## YOUR INSTRUCTIONS
Across the data below, how many lines hold "title"? Answer with that number and nothing else.

## WORKING DATA

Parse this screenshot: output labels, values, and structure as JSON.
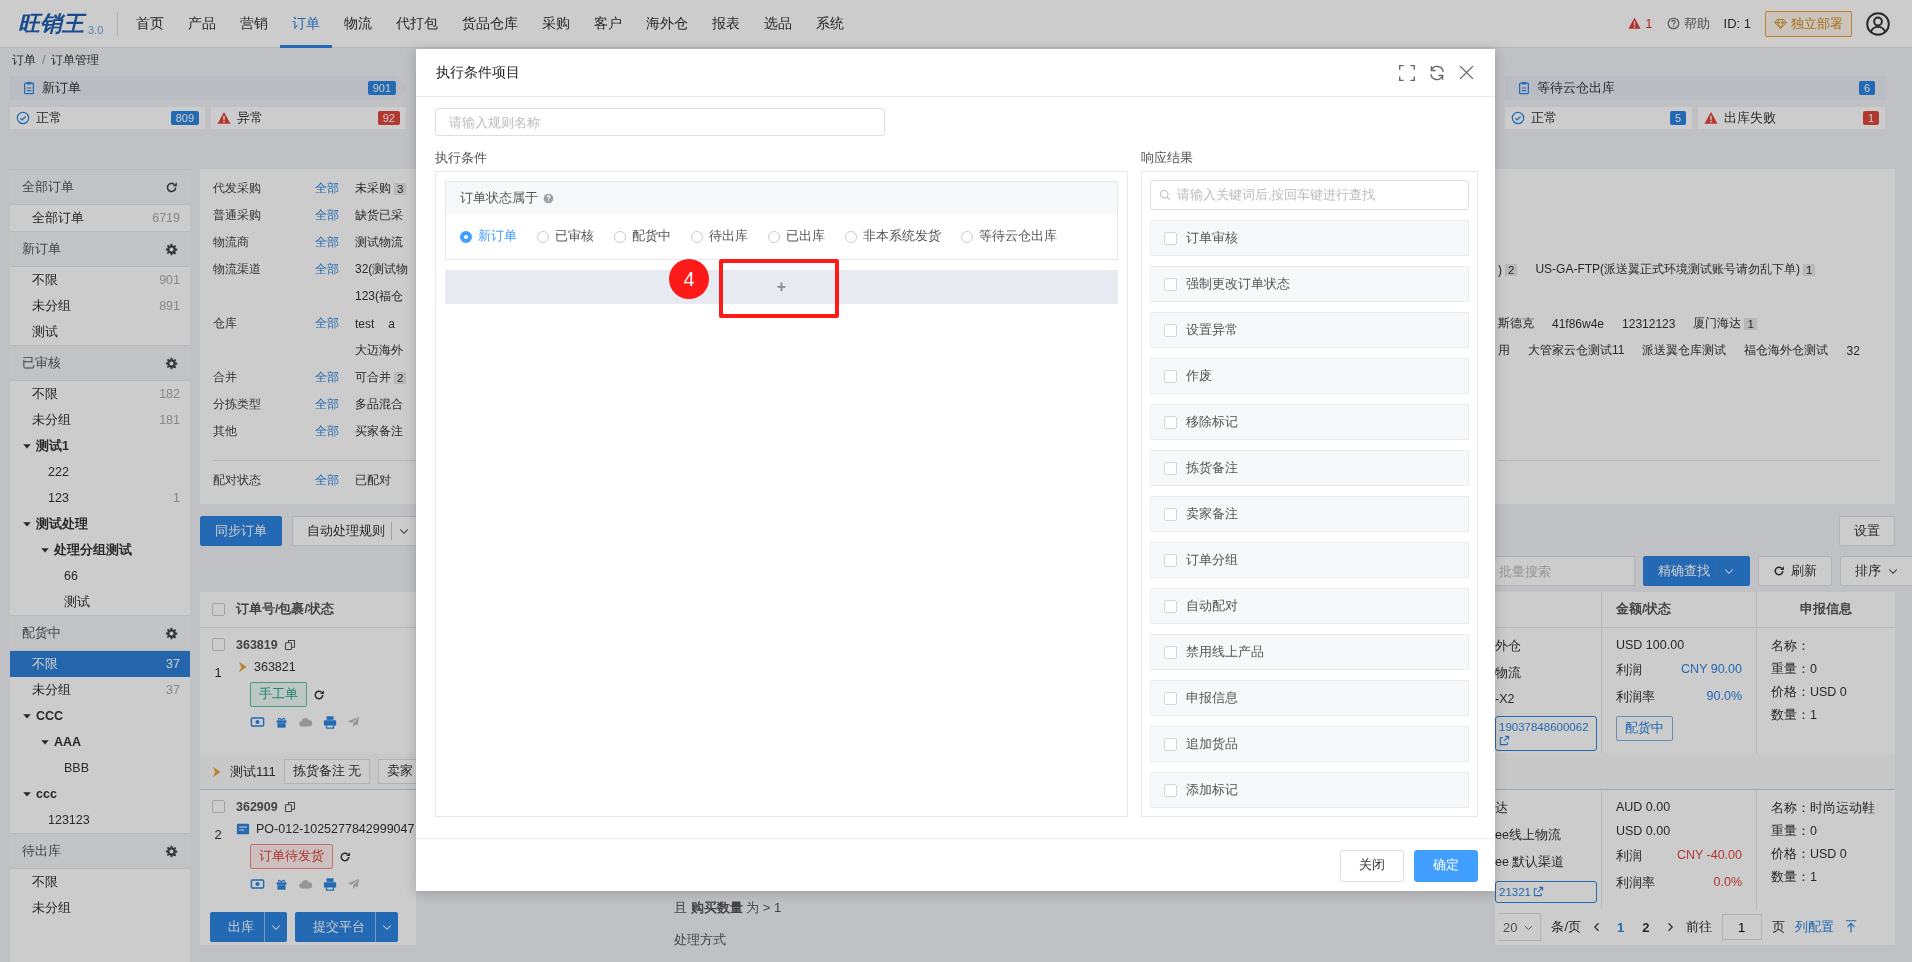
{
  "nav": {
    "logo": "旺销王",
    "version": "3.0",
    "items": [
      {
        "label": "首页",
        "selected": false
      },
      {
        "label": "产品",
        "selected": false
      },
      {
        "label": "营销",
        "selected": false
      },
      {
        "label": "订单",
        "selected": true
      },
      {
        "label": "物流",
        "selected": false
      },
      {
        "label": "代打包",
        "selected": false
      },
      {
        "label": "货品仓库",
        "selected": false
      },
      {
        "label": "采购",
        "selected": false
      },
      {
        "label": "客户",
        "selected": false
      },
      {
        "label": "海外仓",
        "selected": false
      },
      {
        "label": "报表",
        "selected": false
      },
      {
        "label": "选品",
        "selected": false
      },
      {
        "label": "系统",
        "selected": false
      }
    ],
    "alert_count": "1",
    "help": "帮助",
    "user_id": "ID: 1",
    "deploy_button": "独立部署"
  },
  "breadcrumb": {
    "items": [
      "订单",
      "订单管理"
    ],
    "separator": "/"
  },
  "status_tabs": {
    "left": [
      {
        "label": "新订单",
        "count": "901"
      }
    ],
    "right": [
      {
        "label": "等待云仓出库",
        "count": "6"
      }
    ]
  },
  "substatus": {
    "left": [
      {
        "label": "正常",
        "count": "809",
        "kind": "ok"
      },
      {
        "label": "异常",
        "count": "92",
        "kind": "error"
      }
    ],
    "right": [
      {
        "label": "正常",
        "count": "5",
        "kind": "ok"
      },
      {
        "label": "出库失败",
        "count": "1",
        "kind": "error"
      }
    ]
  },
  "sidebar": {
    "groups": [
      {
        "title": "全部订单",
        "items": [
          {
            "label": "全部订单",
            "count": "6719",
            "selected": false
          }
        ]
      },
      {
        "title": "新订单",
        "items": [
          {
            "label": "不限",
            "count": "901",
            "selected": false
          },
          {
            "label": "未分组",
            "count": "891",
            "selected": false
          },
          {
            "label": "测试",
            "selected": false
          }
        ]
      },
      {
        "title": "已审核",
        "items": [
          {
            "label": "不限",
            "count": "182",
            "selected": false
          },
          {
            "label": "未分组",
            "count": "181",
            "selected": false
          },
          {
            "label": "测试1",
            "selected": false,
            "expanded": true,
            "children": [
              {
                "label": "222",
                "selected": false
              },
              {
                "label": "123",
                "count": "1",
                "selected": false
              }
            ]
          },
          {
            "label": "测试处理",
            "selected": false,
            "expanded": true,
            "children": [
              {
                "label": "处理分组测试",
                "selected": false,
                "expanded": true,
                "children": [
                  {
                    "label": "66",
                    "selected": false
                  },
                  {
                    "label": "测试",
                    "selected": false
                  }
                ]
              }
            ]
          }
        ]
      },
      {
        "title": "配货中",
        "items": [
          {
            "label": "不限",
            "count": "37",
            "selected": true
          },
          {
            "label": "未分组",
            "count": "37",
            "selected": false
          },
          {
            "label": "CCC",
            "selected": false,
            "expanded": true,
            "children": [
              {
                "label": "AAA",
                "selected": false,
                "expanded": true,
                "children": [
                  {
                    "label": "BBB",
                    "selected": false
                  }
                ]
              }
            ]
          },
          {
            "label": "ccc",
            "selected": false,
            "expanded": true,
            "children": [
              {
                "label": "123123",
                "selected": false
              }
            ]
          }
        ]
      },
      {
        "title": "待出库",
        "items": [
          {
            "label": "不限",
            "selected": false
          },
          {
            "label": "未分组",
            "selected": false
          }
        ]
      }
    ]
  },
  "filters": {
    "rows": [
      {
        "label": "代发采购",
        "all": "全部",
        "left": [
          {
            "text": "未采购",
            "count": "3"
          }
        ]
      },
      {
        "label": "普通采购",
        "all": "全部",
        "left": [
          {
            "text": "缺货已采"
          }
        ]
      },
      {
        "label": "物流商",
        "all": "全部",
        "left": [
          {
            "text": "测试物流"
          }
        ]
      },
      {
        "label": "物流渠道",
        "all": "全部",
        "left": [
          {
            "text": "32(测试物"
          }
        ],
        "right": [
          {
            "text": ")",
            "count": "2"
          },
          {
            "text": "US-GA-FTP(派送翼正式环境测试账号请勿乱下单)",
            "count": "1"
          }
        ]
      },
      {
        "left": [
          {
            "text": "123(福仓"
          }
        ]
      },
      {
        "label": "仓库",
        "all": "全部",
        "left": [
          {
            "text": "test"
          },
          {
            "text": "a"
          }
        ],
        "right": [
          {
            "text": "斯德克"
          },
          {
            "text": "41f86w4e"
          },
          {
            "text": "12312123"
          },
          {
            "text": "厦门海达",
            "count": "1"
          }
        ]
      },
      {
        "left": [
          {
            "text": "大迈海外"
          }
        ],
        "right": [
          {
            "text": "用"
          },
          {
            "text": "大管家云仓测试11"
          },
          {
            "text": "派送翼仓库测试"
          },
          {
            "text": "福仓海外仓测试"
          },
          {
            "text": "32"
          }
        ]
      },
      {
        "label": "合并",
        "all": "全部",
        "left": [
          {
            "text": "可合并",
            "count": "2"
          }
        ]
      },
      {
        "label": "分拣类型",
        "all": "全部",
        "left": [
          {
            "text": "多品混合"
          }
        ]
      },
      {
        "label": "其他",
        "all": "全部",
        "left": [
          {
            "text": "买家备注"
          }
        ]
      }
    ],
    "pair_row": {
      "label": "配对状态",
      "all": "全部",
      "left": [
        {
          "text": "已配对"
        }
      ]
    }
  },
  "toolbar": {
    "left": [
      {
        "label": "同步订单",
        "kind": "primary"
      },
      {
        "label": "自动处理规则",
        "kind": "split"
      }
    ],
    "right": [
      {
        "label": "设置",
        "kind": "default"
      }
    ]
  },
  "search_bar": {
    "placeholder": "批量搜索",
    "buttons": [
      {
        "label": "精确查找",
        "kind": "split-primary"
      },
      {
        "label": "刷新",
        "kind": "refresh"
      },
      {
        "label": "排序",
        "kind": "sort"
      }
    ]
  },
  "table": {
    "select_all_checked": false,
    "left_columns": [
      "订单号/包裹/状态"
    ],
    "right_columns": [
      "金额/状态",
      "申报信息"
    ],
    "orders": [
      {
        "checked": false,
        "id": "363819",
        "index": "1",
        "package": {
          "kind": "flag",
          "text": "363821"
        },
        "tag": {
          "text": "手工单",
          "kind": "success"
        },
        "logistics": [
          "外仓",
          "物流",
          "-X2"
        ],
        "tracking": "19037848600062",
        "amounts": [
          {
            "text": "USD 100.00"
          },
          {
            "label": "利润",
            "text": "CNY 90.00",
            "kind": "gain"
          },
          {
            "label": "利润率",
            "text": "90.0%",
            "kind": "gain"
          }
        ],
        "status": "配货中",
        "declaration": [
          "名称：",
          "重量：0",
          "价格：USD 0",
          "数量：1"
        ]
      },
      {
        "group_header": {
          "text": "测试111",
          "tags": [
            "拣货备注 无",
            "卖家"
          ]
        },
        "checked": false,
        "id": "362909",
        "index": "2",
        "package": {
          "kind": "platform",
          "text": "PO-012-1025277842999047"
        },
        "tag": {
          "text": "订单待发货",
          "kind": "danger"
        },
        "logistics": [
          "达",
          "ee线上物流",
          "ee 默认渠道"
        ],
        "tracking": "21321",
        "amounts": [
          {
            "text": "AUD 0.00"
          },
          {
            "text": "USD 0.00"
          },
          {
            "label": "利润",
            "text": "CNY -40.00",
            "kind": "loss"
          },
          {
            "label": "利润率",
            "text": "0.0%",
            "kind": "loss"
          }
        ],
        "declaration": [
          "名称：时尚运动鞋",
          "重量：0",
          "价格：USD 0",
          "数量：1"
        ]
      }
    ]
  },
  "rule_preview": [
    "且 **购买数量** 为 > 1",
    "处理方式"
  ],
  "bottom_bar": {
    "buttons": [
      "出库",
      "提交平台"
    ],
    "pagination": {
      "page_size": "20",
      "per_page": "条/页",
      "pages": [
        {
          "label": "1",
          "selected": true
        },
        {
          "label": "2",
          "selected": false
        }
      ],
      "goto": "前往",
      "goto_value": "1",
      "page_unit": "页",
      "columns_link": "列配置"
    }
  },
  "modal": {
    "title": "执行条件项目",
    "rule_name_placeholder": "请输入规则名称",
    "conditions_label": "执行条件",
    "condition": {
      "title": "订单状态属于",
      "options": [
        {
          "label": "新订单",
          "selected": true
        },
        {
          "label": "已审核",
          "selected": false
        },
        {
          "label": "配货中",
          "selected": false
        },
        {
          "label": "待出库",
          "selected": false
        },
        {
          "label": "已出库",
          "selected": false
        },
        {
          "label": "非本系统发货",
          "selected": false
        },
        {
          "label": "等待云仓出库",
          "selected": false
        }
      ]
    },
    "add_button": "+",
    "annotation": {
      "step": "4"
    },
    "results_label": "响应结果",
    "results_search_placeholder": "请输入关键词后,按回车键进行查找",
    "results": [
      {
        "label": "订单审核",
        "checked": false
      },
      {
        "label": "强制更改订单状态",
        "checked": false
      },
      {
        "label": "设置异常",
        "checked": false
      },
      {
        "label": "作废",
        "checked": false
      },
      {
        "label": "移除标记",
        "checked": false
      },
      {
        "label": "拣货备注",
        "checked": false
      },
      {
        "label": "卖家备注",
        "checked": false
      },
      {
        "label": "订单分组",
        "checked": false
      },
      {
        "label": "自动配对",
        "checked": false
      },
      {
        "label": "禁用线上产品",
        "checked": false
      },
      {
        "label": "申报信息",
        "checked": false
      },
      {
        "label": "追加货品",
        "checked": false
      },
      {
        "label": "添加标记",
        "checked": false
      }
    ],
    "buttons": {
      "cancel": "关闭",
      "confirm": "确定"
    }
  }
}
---
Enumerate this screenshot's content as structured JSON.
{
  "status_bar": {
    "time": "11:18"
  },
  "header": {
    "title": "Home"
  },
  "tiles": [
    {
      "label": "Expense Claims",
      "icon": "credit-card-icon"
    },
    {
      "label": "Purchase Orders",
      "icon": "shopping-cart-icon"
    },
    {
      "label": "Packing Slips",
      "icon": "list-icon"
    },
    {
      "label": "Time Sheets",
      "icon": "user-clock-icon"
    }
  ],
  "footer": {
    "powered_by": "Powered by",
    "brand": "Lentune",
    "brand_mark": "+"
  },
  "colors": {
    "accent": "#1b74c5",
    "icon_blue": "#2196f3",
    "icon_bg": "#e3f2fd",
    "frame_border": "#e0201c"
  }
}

## SOLUTION TO THIS PROBLEM
8